The Final Moments of ‘Killers of the Flower Moon’ Are as Powerful as the Film Itself

Killers of the Flower Moon is a powerful exploration of the Osage Nation murders, which were committed in the early 20th century in Fairfax, Oklahoma. While the movie could have benefitted from being more geared towards Mollie Burkhart’s (Lily Gladstone) story, Martin Scorsese finds a balance between the toxic white male fragility that fueled the murders of the Osage people, and the pain inflicted on the Osage people simply because of these white men and their greed. There’s a shift at the end of the film that highlights how we are told history—and who gets to tell it.

Recommended Videos

By the end of the film, King (Robert De Niro) is on trial and Ernest (Leonardo DiCaprio) not only thinks that he can get away with having drugged his wife, Mollie, over and over again, but also that if he tells the truth on the stand that he’ll get away with murdering Osage women and men (he doesn’t). We learn about what happens with Ernest, Mollie, and King through the final moments of a radio production in which an all-white cast plays all the parts—including a tall white man doing a racist impression of an Osage person.
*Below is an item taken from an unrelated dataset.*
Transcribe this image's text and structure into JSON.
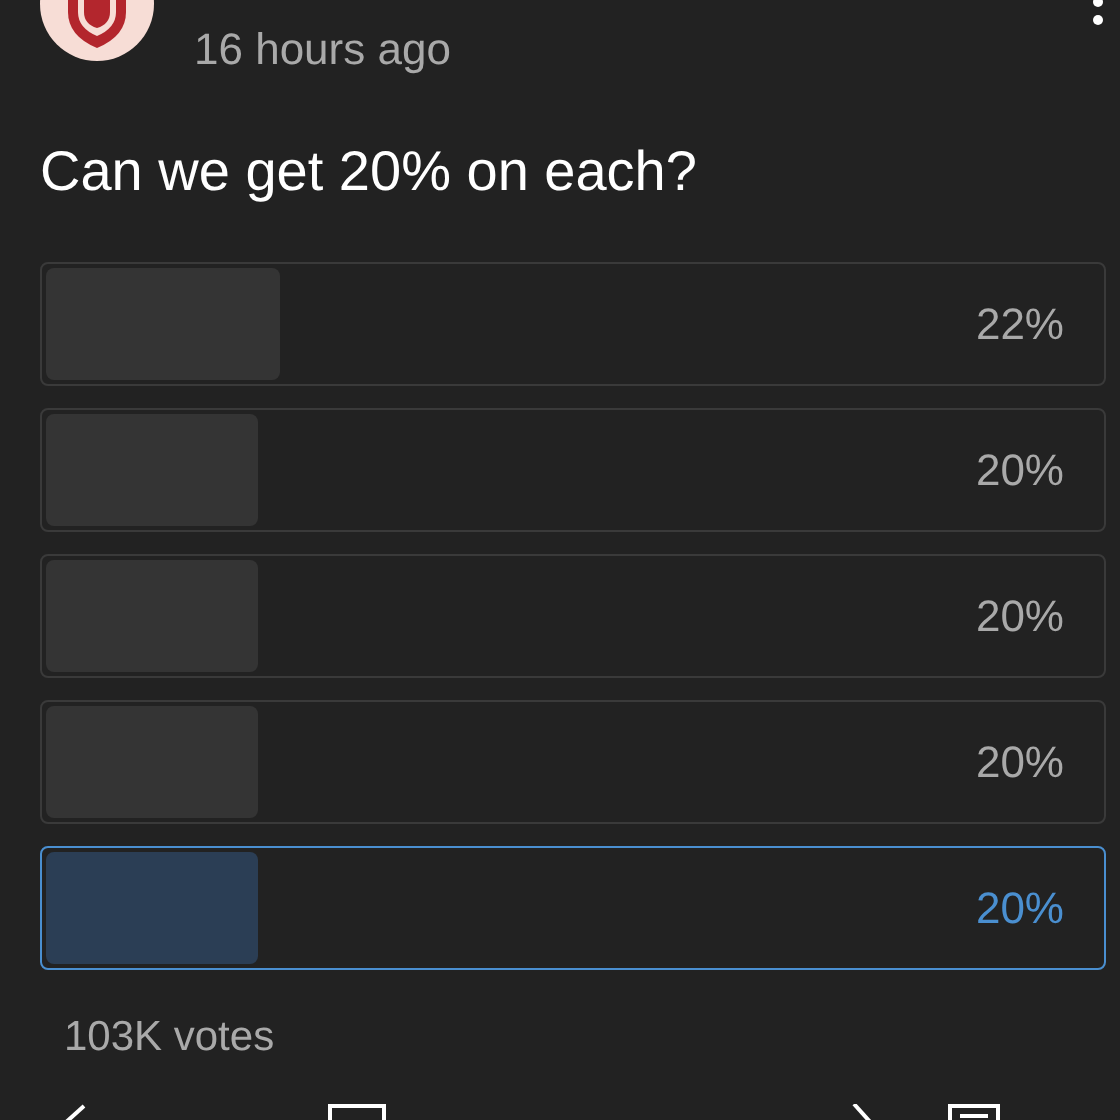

This switch in the narrative form tells us the way that many people first heard of the Osage killings, but also the way that many of these real-life stories were kept alive. Radio stories and serials were the equivalent to our modern television news hours and entertainment. So hearing of the killings with the re-enactment as performed in those final moments is a glimpse at how the world would have learned about Mollie and her people. This leads to a final moment that ties the entire process of the movie together.

Who is the man speaking Mollie’s final words?

Lily Gladstone, Cara Jade Myers, Janae Collins, and Jillian Dion in Killers of the Flower Moon
(Paramount Pictures / Apple TV+)

The cast of the radio drama steps aside, and a new voice steps up to talk about Mollie’s life. After his release from prison, Ernest lived the rest of his life in a trailer with his brother Bryan. King lived a long life as well. And while Mollie didn’t die at the hands of the white men who tormented and killed her people, she was the one who suffered most, and didn’t live as long as they did. She had to waste years of her life at their hands.

The man who gives voice to Mollie’s last words is director Martin Scorsese, who has appeared in his own movies before. This was a powerful choice, and one that is a testament to the movie as a whole and Scorsese’s vision. He wanted this to be Mollie’s story, and while it is more equally split between Mollie, King, and Ernest, he dedicates time to Mollie and the Osage people in a way that other white directors wouldn’t have, given the chance. Considering the circumstances, Scorsese does an incredible job in bringing this story to life.

Ultimately, the final moments of Killers of the Flower Moon leave the audience with a lot to think about.

(featured image: Apple TV+)

The Mary Sue is supported by our audience. When you purchase through links on our site, we may earn a small affiliate commission. Learn more about our Affiliate Policy
Image of Rachel Leishman
Rachel Leishman
Rachel Leishman (She/Her) is an Assistant Editor at the Mary Sue. She's been a writer professionally since 2016 but was always obsessed with movies and television and writing about them growing up. A lover of Spider-Man and Wanda Maximoff's biggest defender, she has interests in all things nerdy and a cat named Benjamin Wyatt the cat. If you want to talk classic rock music or all things Harrison Ford, she's your girl but her interests span far and wide. Yes, she knows she looks like Florence Pugh. She has multiple podcasts, normally has opinions on any bit of pop culture, and can tell you can actors entire filmography off the top of her head. Her current obsession is Glen Powell's dog, Brisket. Her work at the Mary Sue often includes Star Wars, Marvel, DC, movie reviews, and interviews.